Director: Jeanie Finlay
Words – Rhiannon Topham
Storytelling is at its most powerful when it contextualises macro societal topics in small but intimate ways. Making public the personal and private brings nuance and sensitivity to lived experiences that are otherwise only accessible via the not-always-sympathetic news media or – an even more terrifying space – social networks.
Jeanie Finlay’s Seahorse is at once individual and universal. Freddy, a 30-year-old transgender man, has decided he wants a baby, and to carry the child himself. This means coming off testosterone and enduring the physiological rollercoaster of a body and mind competing against one another, browsing sperm donors online and then undergoing excruciating artificial insemination sessions. The first attempt fails, his partner ends things, and attenuating levels of testosterone takes its toll in every possible way.

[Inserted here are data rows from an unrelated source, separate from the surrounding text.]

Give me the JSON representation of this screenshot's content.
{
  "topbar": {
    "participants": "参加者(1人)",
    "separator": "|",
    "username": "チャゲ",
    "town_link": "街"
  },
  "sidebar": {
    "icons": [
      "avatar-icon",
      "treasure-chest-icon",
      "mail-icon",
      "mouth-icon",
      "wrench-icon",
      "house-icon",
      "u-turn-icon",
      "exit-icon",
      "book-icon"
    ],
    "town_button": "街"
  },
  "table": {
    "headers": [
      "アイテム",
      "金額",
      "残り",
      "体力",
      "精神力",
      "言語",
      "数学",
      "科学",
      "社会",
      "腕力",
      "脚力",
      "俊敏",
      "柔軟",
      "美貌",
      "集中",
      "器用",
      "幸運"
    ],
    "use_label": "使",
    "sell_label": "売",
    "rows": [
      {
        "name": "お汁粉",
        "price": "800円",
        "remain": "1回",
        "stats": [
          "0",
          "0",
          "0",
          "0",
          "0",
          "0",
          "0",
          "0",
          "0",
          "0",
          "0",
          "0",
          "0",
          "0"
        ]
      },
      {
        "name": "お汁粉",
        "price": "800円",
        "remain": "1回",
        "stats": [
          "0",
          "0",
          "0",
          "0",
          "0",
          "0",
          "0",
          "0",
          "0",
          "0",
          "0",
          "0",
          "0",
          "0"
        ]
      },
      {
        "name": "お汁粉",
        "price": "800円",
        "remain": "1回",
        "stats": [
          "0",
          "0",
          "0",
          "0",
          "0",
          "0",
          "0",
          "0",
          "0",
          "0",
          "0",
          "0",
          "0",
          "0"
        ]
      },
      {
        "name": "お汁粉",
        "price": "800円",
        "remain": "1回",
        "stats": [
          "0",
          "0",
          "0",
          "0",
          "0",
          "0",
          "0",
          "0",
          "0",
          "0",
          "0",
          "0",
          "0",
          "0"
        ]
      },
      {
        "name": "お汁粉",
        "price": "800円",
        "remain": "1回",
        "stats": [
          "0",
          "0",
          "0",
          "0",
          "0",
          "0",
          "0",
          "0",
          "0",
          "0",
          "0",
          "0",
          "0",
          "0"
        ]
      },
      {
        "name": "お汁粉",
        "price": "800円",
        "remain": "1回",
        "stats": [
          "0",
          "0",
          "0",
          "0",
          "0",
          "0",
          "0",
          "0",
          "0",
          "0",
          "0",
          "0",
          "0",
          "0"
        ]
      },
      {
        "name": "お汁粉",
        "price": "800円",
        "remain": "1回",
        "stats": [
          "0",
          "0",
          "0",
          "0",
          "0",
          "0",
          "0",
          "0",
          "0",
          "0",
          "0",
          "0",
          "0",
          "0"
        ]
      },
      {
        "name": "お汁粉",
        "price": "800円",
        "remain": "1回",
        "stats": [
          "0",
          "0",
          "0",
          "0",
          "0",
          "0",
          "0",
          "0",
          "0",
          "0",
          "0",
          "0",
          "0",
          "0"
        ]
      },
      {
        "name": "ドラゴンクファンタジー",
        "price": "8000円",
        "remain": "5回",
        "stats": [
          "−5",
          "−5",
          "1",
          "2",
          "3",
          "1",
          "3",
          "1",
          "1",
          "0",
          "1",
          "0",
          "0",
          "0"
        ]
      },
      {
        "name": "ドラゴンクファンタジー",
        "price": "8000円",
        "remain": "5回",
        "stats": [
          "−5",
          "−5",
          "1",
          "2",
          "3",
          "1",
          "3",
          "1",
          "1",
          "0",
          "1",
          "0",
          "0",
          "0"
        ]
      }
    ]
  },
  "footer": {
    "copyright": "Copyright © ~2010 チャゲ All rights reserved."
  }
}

The moment Freddy spots the little blue cross on his pregnancy test confirming a positive result, all the doubts and frustrations melt away, albeit temporarily. Freddy himself admits, despite the extensive research and preparation, he was still relatively naive. He is fortunate enough to have a network of supportive peers and immediate family members, and is resolute enough to set boundaries with those who have a negative opinion of his choices. This safe space of acceptance and belonging is why viewers never learn Freddy’s ‘dead’ female name, and the notion of autonomous identity the reason we never learn of his baby’s name, either.
Finlay’s direction situates Freddy’s phenomenal life and story among quotidian details – walking the dog, going to the gym, he and his partner’s matching slippers – to distance axiomatic desires to create life from parochial expectations of transgender experiences. A particular scene in which a more conservative member of Freddy’s family starts a folderol discussion to use biology as a pretence for the pregnancy’s abnormality exemplifies the disconnect between ‘common knowledge’ and the actualities of identity. In another, Freddy reads through a lengthy document given to him by a midwife and crosses out all of the gendered pronouns; ‘pregnant mother’ becomes ‘pregnant person’ and ‘she’ becomes ‘they’.
The moment one gives birth is incredibly personal, and although you know Freddy’s child is coming, the moment they arrive is a remarkable moment to witness. It’s interesting that as soon as the child is born, the midwife announces “it’s a boy!” – Finlay presents this without protest and without controversy, instead letting father and child immerse themselves quietly in the beauty and pain of this most natural of occurrences.
Details of Seahorse at Sheffield Doc/Fest can be found here: